Advertising in the nineteenth century increased after daily newspapers began to sell for pennies in the 1830s.
Ads usually just listed information about the product or service, with perhaps an image. By the 1890s advertising evolved into creating a need in the consumer for the product.
Selling roses in this 1867 ad that appeared in Gardener’s Monthly meant simply telling the reader you had roses to sell. By the end of the century advertising included images and reasons why you needed the product.
Nurseryman and editor of his own magazine Gardener’s Monthly Thomas Meehan wrote in 1867, “The Gardener’s Monthly is sustained by genuine horticulturalists, all of whom are buyers.”
He portrays the gardener as one who has to invest in garden seeds and plants, and perhaps tools.
Not much has changed today, except the variety of products and services. We still buy.
By 1900 businesses, including the green industry, were creating needs in order to move products into the home, where women did most of the buying. Lithograph images of the newest rose, growing up the side of a suburban home, captivated the reader of seed and nursery catalogs. ”I too could have this rose.
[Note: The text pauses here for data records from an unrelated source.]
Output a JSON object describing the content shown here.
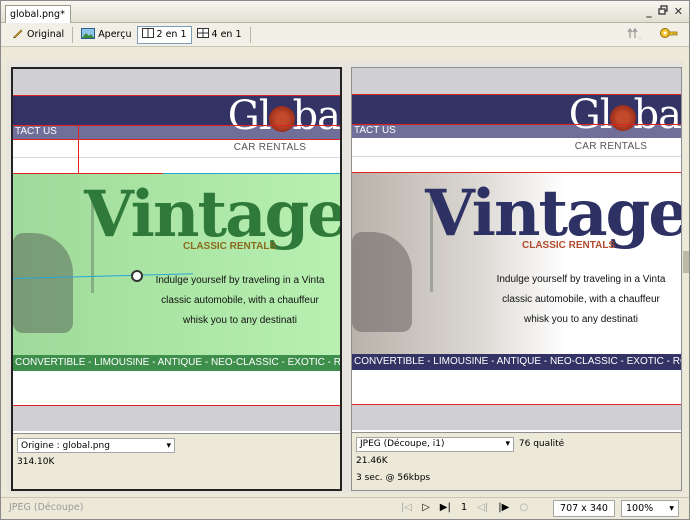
{
  "window": {
    "tab_title": "global.png*",
    "minimize": "-",
    "restore": " ̸",
    "close": "×"
  },
  "toolbar": {
    "original": "Original",
    "apercu": "Aperçu",
    "two_up": "2 en 1",
    "four_up": "4 en 1",
    "active_view": "2 en 1"
  },
  "panes": {
    "left": {
      "format_select": "Origine : global.png",
      "size": "314.10K",
      "quality": "",
      "time": ""
    },
    "right": {
      "format_select": "JPEG (Découpe, i1)",
      "quality": "76 qualité",
      "size": "21.46K",
      "time": "3 sec. @ 56kbps"
    }
  },
  "preview": {
    "logo_prefix": "Gl",
    "logo_suffix": "ba",
    "contact": "TACT US",
    "car_rentals": "CAR RENTALS",
    "vintage": "Vintage",
    "classic": "CLASSIC RENTALS",
    "copy_line1": "Indulge yourself by traveling in a Vinta",
    "copy_line2": "classic automobile, with a chauffeur",
    "copy_line3": "whisk you to any destinati",
    "strip": "CONVERTIBLE - LIMOUSINE - ANTIQUE - NEO-CLASSIC - EXOTIC - ROADST"
  },
  "statusbar": {
    "status": "JPEG (Découpe)",
    "frame": "1",
    "dimensions": "707 x 340",
    "zoom": "100%"
  },
  "colors": {
    "navy": "#333366",
    "green_overlay": "#a9e4a3",
    "slice_lines": "#dd2222"
  }
}
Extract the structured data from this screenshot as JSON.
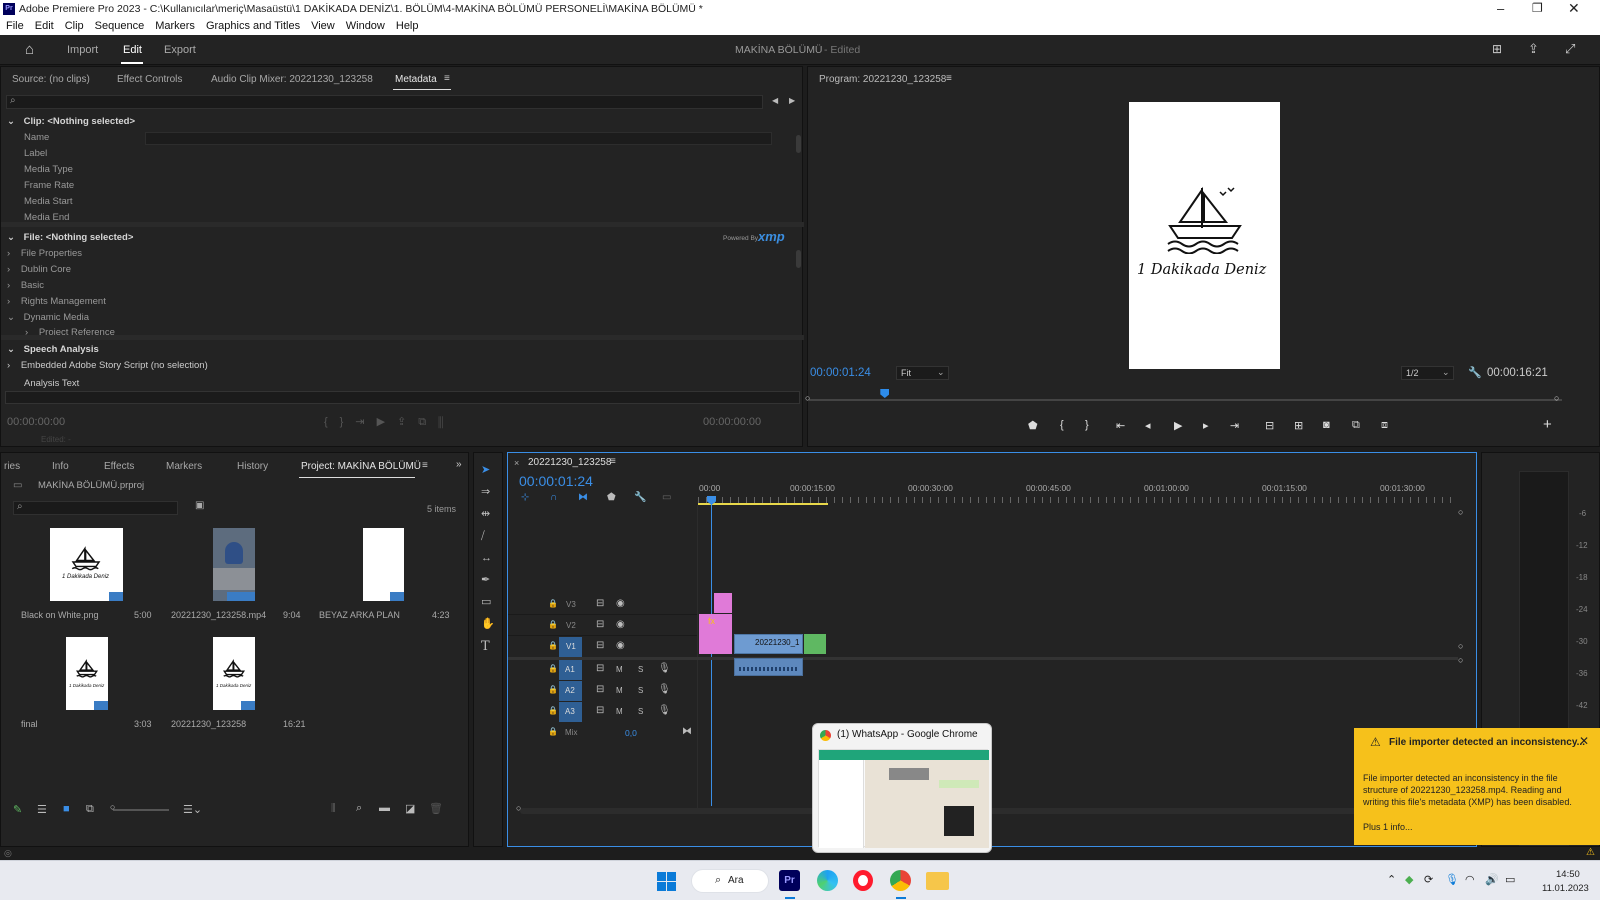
{
  "window": {
    "title": "Adobe Premiere Pro 2023 - C:\\Kullanıcılar\\meriç\\Masaüstü\\1 DAKİKADA DENİZ\\1. BÖLÜM\\4-MAKİNA BÖLÜMÜ PERSONELİ\\MAKİNA BÖLÜMÜ *",
    "app_badge": "Pr"
  },
  "menu": [
    "File",
    "Edit",
    "Clip",
    "Sequence",
    "Markers",
    "Graphics and Titles",
    "View",
    "Window",
    "Help"
  ],
  "workspace": {
    "tabs": [
      "Import",
      "Edit",
      "Export"
    ],
    "project_name": "MAKİNA BÖLÜMÜ",
    "status": "- Edited"
  },
  "source_panel": {
    "tabs": [
      "Source: (no clips)",
      "Effect Controls",
      "Audio Clip Mixer: 20221230_123258",
      "Metadata"
    ],
    "clip_header": "Clip:  <Nothing selected>",
    "clip_fields": [
      "Name",
      "Label",
      "Media Type",
      "Frame Rate",
      "Media Start",
      "Media End"
    ],
    "file_header": "File:  <Nothing selected>",
    "powered_by": "Powered By",
    "xmp": "xmp",
    "file_sections": [
      "File Properties",
      "Dublin Core",
      "Basic",
      "Rights Management",
      "Dynamic Media"
    ],
    "sub_section": "Project Reference",
    "speech": "Speech Analysis",
    "story": "Embedded Adobe Story Script (no selection)",
    "analysis": "Analysis Text",
    "tc_left": "00:00:00:00",
    "tc_right": "00:00:00:00",
    "edited": "Edited: -"
  },
  "program_panel": {
    "title": "Program: 20221230_123258",
    "frame_text": "1 Dakikada Deniz",
    "timecode": "00:00:01:24",
    "fit": "Fit",
    "resolution": "1/2",
    "duration": "00:00:16:21",
    "playhead_fraction": 0.1
  },
  "project_panel": {
    "tabs": [
      "ries",
      "Info",
      "Effects",
      "Markers",
      "History",
      "Project: MAKİNA BÖLÜMÜ"
    ],
    "file": "MAKİNA BÖLÜMÜ.prproj",
    "items_count": "5 items",
    "items": [
      {
        "name": "Black on White.png",
        "dur": "5:00"
      },
      {
        "name": "20221230_123258.mp4",
        "dur": "9:04"
      },
      {
        "name": "BEYAZ ARKA PLAN",
        "dur": "4:23"
      },
      {
        "name": "final",
        "dur": "3:03"
      },
      {
        "name": "20221230_123258",
        "dur": "16:21"
      }
    ],
    "logo_text": "1 Dakikada Deniz"
  },
  "timeline": {
    "sequence": "20221230_123258",
    "timecode": "00:00:01:24",
    "ruler": [
      "00:00",
      "00:00:15:00",
      "00:00:30:00",
      "00:00:45:00",
      "00:01:00:00",
      "00:01:15:00",
      "00:01:30:00"
    ],
    "video_tracks": [
      "V3",
      "V2",
      "V1"
    ],
    "audio_tracks": [
      "A1",
      "A2",
      "A3"
    ],
    "mix_label": "Mix",
    "mix_value": "0,0",
    "clip_label": "20221230_1",
    "m": "M",
    "s": "S"
  },
  "meter": {
    "ticks": [
      "-6",
      "-12",
      "-18",
      "-24",
      "-30",
      "-36",
      "-42"
    ]
  },
  "chrome_preview": {
    "title": "(1) WhatsApp - Google Chrome"
  },
  "notification": {
    "title": "File importer detected an inconsistency...",
    "body": "File importer detected an inconsistency in the file structure of 20221230_123258.mp4. Reading and writing this file's metadata (XMP) has been disabled.",
    "link": "Plus 1 info..."
  },
  "taskbar": {
    "search": "Ara",
    "time": "14:50",
    "date": "11.01.2023",
    "pr": "Pr"
  },
  "colors": {
    "accent": "#2d8ceb",
    "pink": "#e07ad8",
    "clip_blue": "#6e9bd1",
    "green": "#5fb862",
    "warning": "#f6c11b"
  }
}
My home too could look like this.”
The Crimson Rambler rose, which came from England in 1893, became the most coveted rose by 1900, and most catalogs listed it as a must have plant for the landscape.
The Dingee and Conard Rose Catalog of 1912 featured the ‘Crimson Rambler’ climbing rose which appeared in many seed and nursery catalogs of that time.